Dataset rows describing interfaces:
━━━━━━━━━━

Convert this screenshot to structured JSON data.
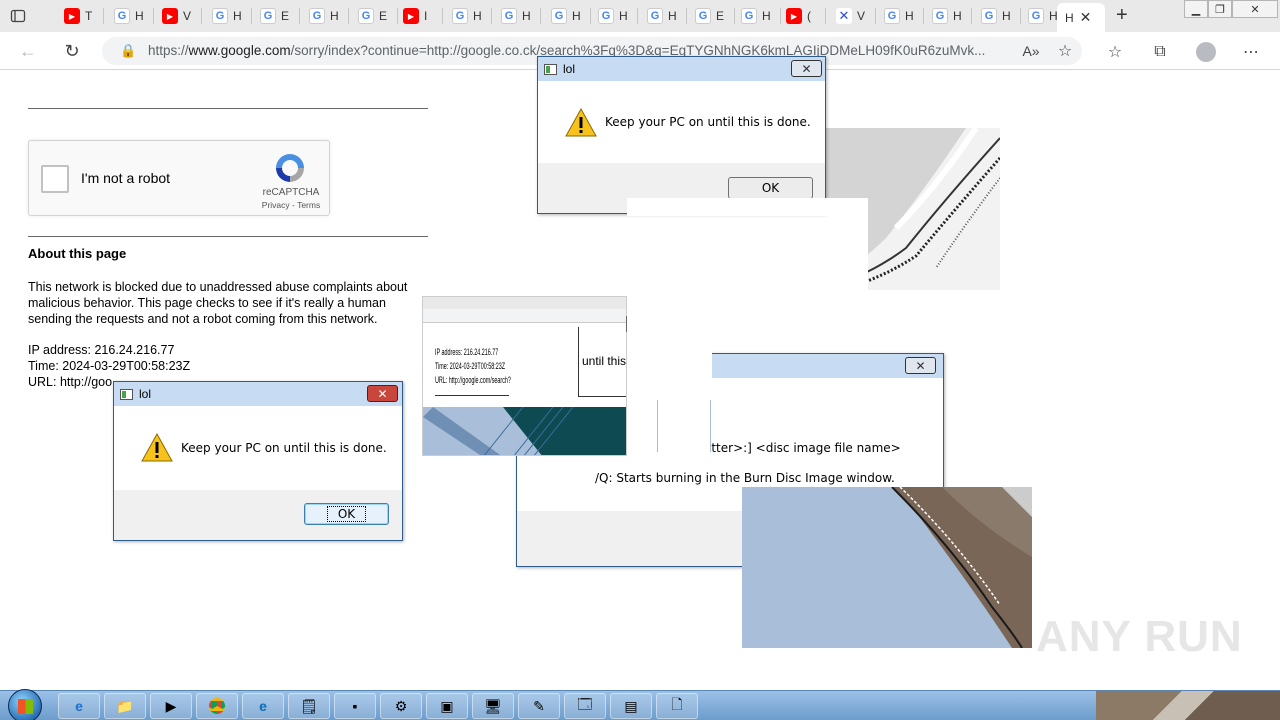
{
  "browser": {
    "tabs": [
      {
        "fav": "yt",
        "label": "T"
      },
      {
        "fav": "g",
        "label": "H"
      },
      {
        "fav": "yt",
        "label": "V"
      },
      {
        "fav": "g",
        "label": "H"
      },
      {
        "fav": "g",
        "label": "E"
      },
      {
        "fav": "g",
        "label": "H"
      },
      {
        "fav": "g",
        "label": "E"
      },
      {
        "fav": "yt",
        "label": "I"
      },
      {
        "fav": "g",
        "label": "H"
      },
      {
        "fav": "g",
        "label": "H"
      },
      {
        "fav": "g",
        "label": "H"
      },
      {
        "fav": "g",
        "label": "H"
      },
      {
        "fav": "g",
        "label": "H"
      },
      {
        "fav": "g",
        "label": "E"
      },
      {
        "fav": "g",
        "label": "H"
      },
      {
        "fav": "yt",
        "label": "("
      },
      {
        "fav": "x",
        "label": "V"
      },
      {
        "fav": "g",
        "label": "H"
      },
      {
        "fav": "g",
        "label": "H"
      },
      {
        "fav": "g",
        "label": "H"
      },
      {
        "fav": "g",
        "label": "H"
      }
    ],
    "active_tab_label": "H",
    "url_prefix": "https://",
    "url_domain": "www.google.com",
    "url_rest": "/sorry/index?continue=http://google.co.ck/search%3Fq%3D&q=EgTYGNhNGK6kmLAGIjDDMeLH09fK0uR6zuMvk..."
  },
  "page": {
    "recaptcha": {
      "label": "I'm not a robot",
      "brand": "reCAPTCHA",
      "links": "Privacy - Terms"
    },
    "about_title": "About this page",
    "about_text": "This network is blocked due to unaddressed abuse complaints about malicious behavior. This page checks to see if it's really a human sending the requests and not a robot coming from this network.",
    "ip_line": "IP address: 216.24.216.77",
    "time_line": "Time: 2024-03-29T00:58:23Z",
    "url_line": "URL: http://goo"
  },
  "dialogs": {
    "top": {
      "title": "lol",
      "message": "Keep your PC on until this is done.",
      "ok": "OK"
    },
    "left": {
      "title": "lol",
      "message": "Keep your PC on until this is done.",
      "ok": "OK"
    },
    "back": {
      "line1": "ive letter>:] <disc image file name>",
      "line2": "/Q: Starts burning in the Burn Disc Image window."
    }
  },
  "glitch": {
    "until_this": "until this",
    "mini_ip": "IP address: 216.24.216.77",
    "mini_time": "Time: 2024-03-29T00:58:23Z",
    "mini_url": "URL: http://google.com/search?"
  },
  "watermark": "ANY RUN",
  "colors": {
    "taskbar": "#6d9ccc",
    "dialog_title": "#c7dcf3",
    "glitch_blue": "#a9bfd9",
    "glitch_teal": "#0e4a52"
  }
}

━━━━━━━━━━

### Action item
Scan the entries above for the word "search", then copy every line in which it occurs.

### Answer to this task
    "url_rest": "/sorry/index?continue=http://google.co.ck/search%3Fq%3D&q=EgTYGNhNGK6kmLAGIjDDMeLH09fK0uR6zuMvk..."
    "mini_url": "URL: http://google.com/search?"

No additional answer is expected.